TOPIC: Questions about employee satisfaction and surveying? Swift Bunny Chief Learning Officer Jen Piccotti joined Apartment Academy to explain how you can be more aware of employee opinion — and deal with issues before they become problems. Click to hear our new episode!
Jen has some compelling insights into employee satisfaction and retention, which leads to resident retention.
Prioritizing Employee Satisfaction for Better Resident Experiences
First, property management companies tend to focus primarily on the resident experience. They set really high standards for how employees are to interact, respond, and serve their residents in their community. We want to make sure the customer’s happy, but we don’t focus as much attention on the employee experience. And if the employees don’t have the tools, resources, and support they need to do their job well, it’s really difficult for them to be able, or even want, to provide an amazing resident and customer experience.
Most owners and employers know the people they hire are competent. They have the skills and information, and the focus is really on holding onto customers. But when employees are interested and excited and feel supported in their work, the return on investment is exponential.
The Cost of Turnover
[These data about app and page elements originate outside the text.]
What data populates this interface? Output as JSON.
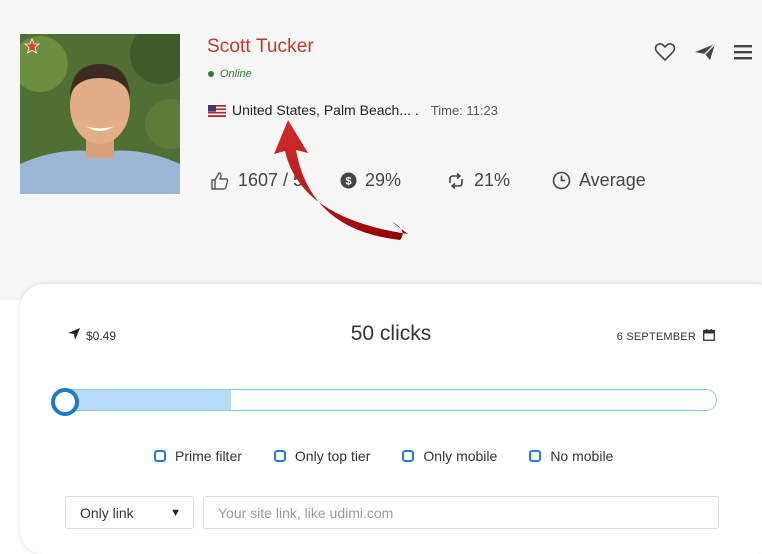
{
  "profile": {
    "name": "Scott Tucker",
    "status": "Online",
    "location": "United States, Palm Beach... .",
    "time": "Time: 11:23"
  },
  "stats": {
    "likes": "1607 / 5",
    "money": "29%",
    "repeat": "21%",
    "speed": "Average"
  },
  "order": {
    "price": "$0.49",
    "clicks": "50 clicks",
    "date": "6 SEPTEMBER",
    "slider_fraction": 0.26
  },
  "filters": [
    {
      "label": "Prime filter",
      "checked": false
    },
    {
      "label": "Only top tier",
      "checked": false
    },
    {
      "label": "Only mobile",
      "checked": false
    },
    {
      "label": "No mobile",
      "checked": false
    }
  ],
  "link_type": {
    "selected": "Only link"
  },
  "site_link": {
    "placeholder": "Your site link, like udimi.com",
    "value": ""
  },
  "colors": {
    "name": "#c0392b",
    "online": "#2e7d32",
    "accent": "#1f7ac4",
    "slider_fill": "#b9dcf6",
    "annotation_arrow": "#b71c1c"
  },
  "icons": [
    "star-icon",
    "heart-icon",
    "send-icon",
    "menu-icon",
    "thumbs-up-icon",
    "dollar-icon",
    "repeat-icon",
    "clock-icon",
    "navigation-icon",
    "calendar-icon",
    "caret-down-icon",
    "us-flag-icon"
  ]
}
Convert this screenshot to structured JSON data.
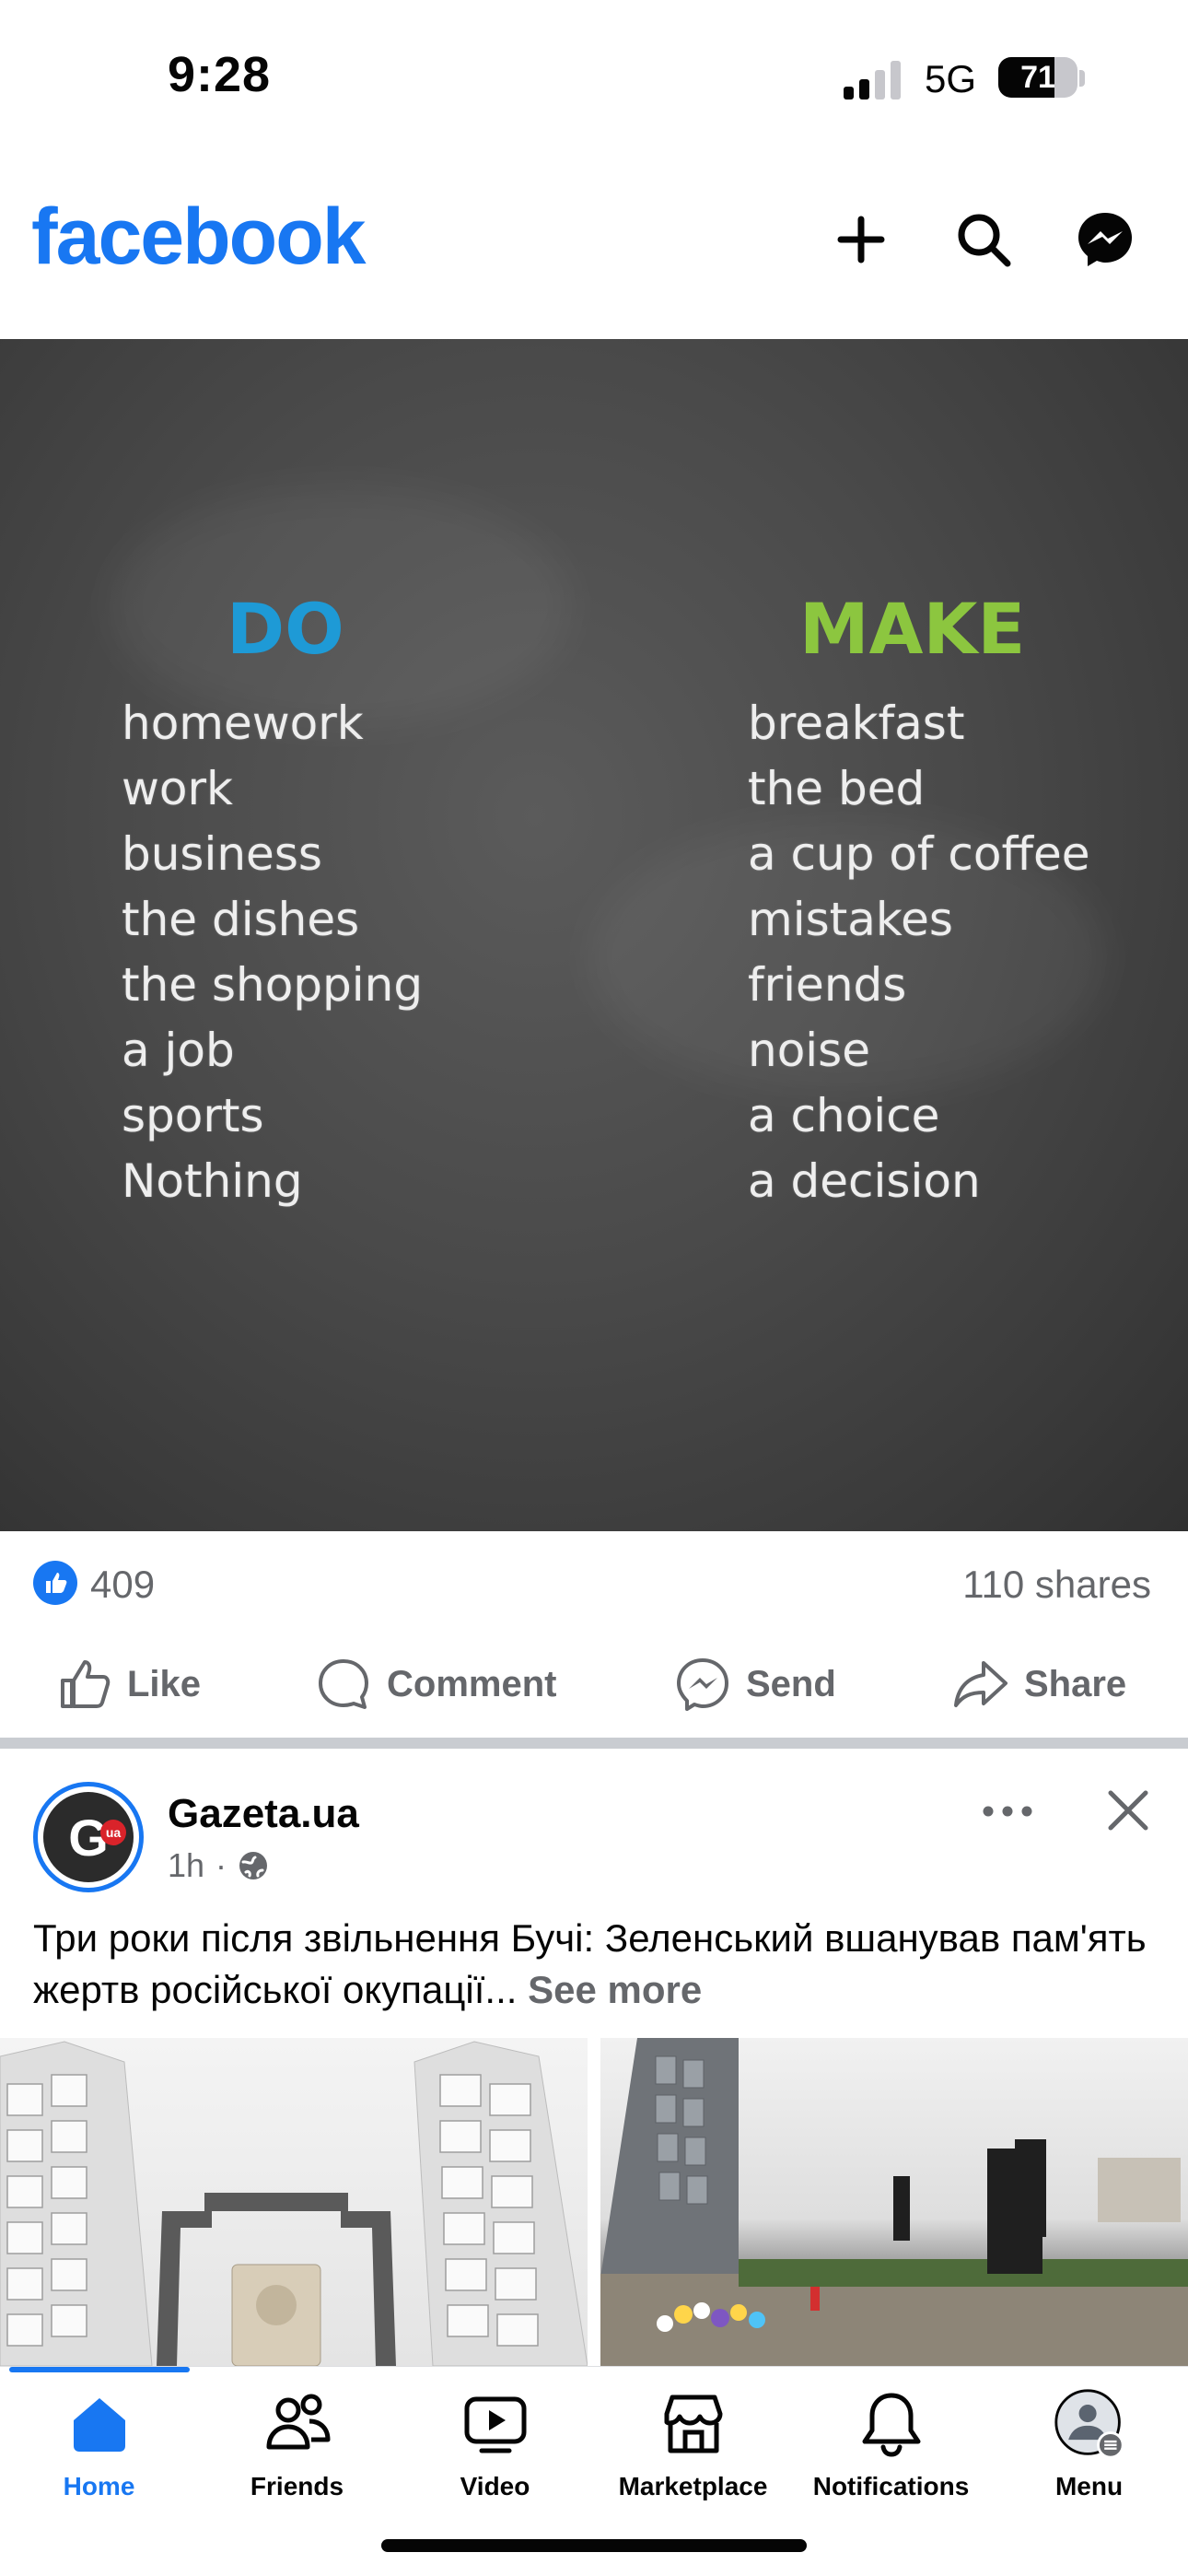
{
  "status_bar": {
    "time": "9:28",
    "network": "5G",
    "battery": "71",
    "battery_level": 0.71
  },
  "header": {
    "logo": "facebook",
    "icons": [
      "plus-icon",
      "search-icon",
      "messenger-icon"
    ]
  },
  "post1": {
    "image": {
      "left_heading": "DO",
      "right_heading": "MAKE",
      "left_heading_color": "#1e9ad6",
      "right_heading_color": "#8cc63f",
      "left_items": [
        "homework",
        "work",
        "business",
        "the dishes",
        "the shopping",
        "a job",
        "sports",
        "Nothing"
      ],
      "right_items": [
        "breakfast",
        "the bed",
        "a cup of coffee",
        "mistakes",
        "friends",
        "noise",
        "a choice",
        "a decision"
      ]
    },
    "like_count": "409",
    "shares": "110 shares",
    "actions": {
      "like": "Like",
      "comment": "Comment",
      "send": "Send",
      "share": "Share"
    }
  },
  "post2": {
    "page_name": "Gazeta.ua",
    "avatar_letter": "G",
    "avatar_badge": "ua",
    "time": "1h",
    "visibility_icon": "globe-icon",
    "text": "Три роки після звільнення Бучі: Зеленський вшанував пам'ять жертв російської окупації...",
    "see_more": "See more"
  },
  "tabbar": {
    "tabs": [
      {
        "label": "Home",
        "icon": "home-icon",
        "active": true
      },
      {
        "label": "Friends",
        "icon": "friends-icon",
        "active": false
      },
      {
        "label": "Video",
        "icon": "video-icon",
        "active": false
      },
      {
        "label": "Marketplace",
        "icon": "marketplace-icon",
        "active": false
      },
      {
        "label": "Notifications",
        "icon": "bell-icon",
        "active": false
      },
      {
        "label": "Menu",
        "icon": "profile-avatar",
        "active": false
      }
    ]
  },
  "colors": {
    "brand": "#1877f2",
    "muted": "#65676b"
  }
}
Also, many don’t understand the true cost of employee turnover. Employee turnover in our industry is about 33, 34 percent. And in some cases, like maintenance and leasing, it can be 50 to 60 percent. It’s expensive to find and recruit and new people, and it can take anywhere from 90 days to six months for someone to truly get up and running. Next, the people who are left behind on-site get exhausted. Finally, when residents don’t have that consistency, they don’t connect with the on-site team.
Every time you lose an employee, it typically costs the employee’s salary plus 10% to replace them. And the higher up in the organization you go, to onsite managers, regional managers, VPs, and the C-suite can be up to quadruple that person’s salary to replace them.
Also, reducing onsite overtime can improve ROI. The amount of overtime that it takes onsite to cover maintenance roles, for example, while someone keeps up on service requests, is significant. If you lose a leasing associate, someone has to take care of all of the traffic coming in, answering calls, making schedules, doing tours — that overtime really adds up. And the level of service inevitably goes down.
Internal Communication Difference-Makers for Employee Satisfaction
Finally, we typically see adequate internal company communication, but there are a few things that really make a huge difference. First of all, make sure that every single employee has a unique company-issued email address so that you have the ability to get information out to everyone.
Second, it’s important to be aware of what you’re asking of your people. Are there other ways to gather information, for example, that will be more effective and be less burdensome for the onsite teams?
Third, regular communication from leadership with onsite teams, at every level of the organization, really makes a difference. People love hearing from executive leadership regularly. It’s great if they have a good relationship with their manager, but there is actually a strong correlation between employees seeing and respecting their executive leadership and the impact that it has on their willingness to stay with the organization.